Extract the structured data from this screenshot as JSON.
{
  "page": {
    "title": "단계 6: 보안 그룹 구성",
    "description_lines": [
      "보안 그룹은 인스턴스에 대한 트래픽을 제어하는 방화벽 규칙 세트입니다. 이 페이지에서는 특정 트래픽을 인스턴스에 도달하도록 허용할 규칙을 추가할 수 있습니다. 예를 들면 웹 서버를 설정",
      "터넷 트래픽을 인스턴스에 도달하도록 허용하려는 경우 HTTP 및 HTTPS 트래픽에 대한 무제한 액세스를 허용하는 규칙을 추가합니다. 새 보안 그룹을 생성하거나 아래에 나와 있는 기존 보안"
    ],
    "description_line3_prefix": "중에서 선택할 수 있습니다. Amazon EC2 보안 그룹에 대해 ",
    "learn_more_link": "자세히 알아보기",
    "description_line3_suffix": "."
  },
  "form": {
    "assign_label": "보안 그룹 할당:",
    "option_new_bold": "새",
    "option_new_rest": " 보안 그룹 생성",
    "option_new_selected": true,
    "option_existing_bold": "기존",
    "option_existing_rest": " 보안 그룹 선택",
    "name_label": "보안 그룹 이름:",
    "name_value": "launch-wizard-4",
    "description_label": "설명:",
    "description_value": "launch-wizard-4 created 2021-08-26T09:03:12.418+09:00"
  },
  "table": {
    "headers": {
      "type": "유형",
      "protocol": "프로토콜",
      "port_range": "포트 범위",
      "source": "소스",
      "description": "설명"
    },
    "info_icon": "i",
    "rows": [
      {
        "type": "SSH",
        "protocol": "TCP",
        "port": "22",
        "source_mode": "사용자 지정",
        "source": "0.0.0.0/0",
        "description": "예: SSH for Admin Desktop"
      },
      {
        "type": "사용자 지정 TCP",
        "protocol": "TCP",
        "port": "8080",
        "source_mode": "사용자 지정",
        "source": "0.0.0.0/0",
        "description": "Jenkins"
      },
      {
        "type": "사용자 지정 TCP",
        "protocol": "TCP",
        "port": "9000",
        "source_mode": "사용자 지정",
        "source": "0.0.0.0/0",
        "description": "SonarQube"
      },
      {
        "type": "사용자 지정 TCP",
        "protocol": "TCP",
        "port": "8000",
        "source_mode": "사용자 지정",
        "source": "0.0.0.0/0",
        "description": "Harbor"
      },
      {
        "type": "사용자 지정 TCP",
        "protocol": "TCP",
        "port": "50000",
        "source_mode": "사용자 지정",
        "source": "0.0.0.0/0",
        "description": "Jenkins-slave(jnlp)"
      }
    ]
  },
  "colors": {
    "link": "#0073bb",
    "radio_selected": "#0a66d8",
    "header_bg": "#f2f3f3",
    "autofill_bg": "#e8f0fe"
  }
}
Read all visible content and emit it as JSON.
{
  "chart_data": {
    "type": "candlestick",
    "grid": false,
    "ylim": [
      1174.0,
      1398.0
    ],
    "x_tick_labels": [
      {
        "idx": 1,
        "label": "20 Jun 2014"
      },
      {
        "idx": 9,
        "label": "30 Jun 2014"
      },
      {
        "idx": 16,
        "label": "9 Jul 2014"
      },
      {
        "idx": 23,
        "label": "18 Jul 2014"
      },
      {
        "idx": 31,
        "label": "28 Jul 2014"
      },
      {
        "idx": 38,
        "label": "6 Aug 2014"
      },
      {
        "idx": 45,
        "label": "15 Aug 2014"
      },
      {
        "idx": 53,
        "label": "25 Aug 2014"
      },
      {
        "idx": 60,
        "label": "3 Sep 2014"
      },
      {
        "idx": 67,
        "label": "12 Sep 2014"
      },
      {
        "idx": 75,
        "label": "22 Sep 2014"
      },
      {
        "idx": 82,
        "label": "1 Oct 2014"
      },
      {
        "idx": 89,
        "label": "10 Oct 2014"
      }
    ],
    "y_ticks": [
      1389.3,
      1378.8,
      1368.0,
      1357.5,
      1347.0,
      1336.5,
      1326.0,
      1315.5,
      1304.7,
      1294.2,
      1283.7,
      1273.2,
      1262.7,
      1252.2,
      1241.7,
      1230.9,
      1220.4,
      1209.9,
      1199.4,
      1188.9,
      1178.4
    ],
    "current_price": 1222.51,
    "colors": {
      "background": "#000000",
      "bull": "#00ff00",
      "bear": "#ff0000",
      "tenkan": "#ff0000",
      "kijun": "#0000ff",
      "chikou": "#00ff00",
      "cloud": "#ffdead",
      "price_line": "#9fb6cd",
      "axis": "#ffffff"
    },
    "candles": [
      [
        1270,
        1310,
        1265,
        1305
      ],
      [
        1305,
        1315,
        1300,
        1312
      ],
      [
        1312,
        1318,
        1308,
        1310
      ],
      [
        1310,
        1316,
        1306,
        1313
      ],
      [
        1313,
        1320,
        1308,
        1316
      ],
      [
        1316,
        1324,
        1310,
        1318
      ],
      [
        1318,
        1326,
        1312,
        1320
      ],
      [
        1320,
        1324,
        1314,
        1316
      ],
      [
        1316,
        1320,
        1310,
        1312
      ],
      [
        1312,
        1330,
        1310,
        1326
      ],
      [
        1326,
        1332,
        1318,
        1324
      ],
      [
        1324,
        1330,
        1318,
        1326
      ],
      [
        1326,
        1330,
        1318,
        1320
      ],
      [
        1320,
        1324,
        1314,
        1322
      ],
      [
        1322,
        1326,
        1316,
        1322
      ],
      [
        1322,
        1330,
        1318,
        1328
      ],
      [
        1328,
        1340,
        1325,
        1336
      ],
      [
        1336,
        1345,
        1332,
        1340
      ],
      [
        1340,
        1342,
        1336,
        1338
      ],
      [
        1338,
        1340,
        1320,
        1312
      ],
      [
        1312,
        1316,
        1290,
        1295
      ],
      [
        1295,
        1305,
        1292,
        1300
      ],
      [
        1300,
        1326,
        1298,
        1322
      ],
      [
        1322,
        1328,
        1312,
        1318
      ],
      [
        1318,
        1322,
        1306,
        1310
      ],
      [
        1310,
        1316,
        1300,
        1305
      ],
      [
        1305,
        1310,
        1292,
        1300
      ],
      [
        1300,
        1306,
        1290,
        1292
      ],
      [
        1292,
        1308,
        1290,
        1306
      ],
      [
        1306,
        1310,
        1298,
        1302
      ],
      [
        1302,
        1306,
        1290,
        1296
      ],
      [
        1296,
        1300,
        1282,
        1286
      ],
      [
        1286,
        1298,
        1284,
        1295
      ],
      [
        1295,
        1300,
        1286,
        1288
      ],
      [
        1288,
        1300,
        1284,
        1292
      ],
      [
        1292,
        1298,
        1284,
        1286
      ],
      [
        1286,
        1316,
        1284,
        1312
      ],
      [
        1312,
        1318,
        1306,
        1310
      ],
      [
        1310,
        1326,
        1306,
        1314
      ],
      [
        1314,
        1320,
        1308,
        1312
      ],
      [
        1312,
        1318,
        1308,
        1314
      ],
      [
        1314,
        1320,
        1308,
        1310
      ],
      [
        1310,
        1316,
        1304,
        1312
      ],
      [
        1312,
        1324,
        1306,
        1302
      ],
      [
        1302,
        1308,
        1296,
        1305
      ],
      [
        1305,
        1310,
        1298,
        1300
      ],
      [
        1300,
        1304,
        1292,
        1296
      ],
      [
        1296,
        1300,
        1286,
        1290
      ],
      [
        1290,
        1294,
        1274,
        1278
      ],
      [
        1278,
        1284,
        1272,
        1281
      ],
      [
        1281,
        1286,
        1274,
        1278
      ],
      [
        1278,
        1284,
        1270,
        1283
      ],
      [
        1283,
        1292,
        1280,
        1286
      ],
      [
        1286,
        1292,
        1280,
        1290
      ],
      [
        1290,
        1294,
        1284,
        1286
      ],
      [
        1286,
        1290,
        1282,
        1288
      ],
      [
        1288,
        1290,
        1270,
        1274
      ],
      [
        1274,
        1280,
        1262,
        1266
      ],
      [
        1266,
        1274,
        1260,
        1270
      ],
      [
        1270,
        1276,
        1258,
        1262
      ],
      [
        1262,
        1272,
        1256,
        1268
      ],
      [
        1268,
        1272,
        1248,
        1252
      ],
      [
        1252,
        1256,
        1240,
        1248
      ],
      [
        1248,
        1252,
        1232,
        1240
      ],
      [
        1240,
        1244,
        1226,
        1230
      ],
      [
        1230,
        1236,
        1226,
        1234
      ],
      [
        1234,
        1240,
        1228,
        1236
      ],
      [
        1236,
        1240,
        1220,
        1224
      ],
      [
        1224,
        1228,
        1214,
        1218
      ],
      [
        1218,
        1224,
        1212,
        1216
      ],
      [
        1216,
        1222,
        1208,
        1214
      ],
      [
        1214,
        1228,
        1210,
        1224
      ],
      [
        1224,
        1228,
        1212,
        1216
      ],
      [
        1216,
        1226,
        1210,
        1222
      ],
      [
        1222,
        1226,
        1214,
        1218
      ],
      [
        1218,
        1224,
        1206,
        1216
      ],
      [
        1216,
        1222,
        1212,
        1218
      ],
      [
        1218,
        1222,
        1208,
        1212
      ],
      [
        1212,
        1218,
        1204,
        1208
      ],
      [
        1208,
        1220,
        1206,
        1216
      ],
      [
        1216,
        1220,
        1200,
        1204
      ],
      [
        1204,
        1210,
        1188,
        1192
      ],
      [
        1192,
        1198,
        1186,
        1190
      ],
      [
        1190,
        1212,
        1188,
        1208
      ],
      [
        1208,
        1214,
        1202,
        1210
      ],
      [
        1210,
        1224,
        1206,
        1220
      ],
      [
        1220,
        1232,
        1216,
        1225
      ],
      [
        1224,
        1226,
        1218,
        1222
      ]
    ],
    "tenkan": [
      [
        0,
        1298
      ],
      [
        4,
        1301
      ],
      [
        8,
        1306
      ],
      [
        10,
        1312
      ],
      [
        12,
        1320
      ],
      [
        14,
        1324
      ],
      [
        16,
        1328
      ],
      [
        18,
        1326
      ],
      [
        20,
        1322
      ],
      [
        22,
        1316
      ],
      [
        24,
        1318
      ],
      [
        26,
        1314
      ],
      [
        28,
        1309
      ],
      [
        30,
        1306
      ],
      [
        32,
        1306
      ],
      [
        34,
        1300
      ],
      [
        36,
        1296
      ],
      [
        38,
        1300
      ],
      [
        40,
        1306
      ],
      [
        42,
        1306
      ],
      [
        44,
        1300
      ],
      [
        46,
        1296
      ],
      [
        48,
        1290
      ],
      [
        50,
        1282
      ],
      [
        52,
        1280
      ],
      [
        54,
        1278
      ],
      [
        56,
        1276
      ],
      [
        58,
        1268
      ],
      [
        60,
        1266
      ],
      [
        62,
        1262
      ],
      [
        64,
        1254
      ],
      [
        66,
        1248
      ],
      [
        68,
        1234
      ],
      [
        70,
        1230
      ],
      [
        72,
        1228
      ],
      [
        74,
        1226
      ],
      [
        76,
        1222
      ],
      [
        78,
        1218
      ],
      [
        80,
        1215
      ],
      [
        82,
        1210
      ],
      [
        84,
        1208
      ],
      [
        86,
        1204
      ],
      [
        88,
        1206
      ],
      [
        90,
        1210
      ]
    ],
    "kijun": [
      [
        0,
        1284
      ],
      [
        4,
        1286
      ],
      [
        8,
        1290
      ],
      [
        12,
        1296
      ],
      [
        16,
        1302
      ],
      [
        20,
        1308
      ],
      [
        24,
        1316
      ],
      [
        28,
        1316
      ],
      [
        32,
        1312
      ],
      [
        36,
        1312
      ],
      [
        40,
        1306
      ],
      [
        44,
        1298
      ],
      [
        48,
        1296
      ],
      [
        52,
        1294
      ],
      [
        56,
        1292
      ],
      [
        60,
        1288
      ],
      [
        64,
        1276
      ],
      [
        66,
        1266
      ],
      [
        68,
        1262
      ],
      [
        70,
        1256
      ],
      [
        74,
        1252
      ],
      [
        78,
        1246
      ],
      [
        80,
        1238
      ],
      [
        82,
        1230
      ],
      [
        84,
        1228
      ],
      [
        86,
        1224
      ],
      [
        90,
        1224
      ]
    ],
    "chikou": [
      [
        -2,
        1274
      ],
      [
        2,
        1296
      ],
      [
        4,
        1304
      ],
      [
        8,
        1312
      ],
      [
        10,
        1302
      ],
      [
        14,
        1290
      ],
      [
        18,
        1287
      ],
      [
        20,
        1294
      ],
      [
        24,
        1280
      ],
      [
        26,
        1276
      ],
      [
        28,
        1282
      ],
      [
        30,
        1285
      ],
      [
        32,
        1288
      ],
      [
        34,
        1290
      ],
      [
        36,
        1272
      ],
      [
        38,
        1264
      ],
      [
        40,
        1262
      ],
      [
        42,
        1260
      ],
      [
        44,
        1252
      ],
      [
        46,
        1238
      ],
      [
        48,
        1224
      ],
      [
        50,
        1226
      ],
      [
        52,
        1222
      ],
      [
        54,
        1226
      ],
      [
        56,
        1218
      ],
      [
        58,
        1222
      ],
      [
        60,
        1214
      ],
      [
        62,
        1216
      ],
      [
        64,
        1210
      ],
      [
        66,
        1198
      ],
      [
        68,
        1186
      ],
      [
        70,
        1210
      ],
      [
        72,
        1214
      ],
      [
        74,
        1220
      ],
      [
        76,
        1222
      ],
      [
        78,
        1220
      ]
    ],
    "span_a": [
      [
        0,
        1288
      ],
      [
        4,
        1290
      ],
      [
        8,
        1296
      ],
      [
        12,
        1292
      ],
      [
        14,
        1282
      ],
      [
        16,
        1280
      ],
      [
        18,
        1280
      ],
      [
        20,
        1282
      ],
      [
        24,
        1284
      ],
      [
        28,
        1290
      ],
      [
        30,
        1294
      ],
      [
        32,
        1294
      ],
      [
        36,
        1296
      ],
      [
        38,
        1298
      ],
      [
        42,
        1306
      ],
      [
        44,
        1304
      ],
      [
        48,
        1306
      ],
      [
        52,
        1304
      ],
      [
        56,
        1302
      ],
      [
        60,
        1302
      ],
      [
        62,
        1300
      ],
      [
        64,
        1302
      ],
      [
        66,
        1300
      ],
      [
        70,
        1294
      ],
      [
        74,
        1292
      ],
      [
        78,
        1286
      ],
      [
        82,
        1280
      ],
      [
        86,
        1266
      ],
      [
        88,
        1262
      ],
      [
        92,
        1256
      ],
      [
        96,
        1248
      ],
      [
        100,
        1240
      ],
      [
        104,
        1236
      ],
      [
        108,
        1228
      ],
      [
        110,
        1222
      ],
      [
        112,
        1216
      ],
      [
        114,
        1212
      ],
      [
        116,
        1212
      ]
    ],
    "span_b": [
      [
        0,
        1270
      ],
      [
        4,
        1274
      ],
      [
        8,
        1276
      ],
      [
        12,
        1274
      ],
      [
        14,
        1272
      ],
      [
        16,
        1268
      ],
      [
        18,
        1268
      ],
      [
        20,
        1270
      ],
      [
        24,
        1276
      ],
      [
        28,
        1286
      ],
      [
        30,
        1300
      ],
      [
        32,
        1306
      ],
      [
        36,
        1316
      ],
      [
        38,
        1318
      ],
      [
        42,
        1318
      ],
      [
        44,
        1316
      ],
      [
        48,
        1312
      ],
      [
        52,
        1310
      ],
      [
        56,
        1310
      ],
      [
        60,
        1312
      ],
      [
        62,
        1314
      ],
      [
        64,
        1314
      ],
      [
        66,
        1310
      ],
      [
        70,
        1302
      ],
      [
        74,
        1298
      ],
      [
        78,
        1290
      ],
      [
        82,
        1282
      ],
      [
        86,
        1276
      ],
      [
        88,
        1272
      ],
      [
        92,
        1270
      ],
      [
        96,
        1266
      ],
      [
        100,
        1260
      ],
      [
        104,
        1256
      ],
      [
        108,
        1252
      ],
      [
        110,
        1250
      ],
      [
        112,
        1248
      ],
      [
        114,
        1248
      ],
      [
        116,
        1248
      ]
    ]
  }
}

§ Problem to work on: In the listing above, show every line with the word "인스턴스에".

§ Response to the exercise:
      "보안 그룹은 인스턴스에 대한 트래픽을 제어하는 방화벽 규칙 세트입니다. 이 페이지에서는 특정 트래픽을 인스턴스에 도달하도록 허용할 규칙을 추가할 수 있습니다. 예를 들면 웹 서버를 설정",
      "터넷 트래픽을 인스턴스에 도달하도록 허용하려는 경우 HTTP 및 HTTPS 트래픽에 대한 무제한 액세스를 허용하는 규칙을 추가합니다. 새 보안 그룹을 생성하거나 아래에 나와 있는 기존 보안"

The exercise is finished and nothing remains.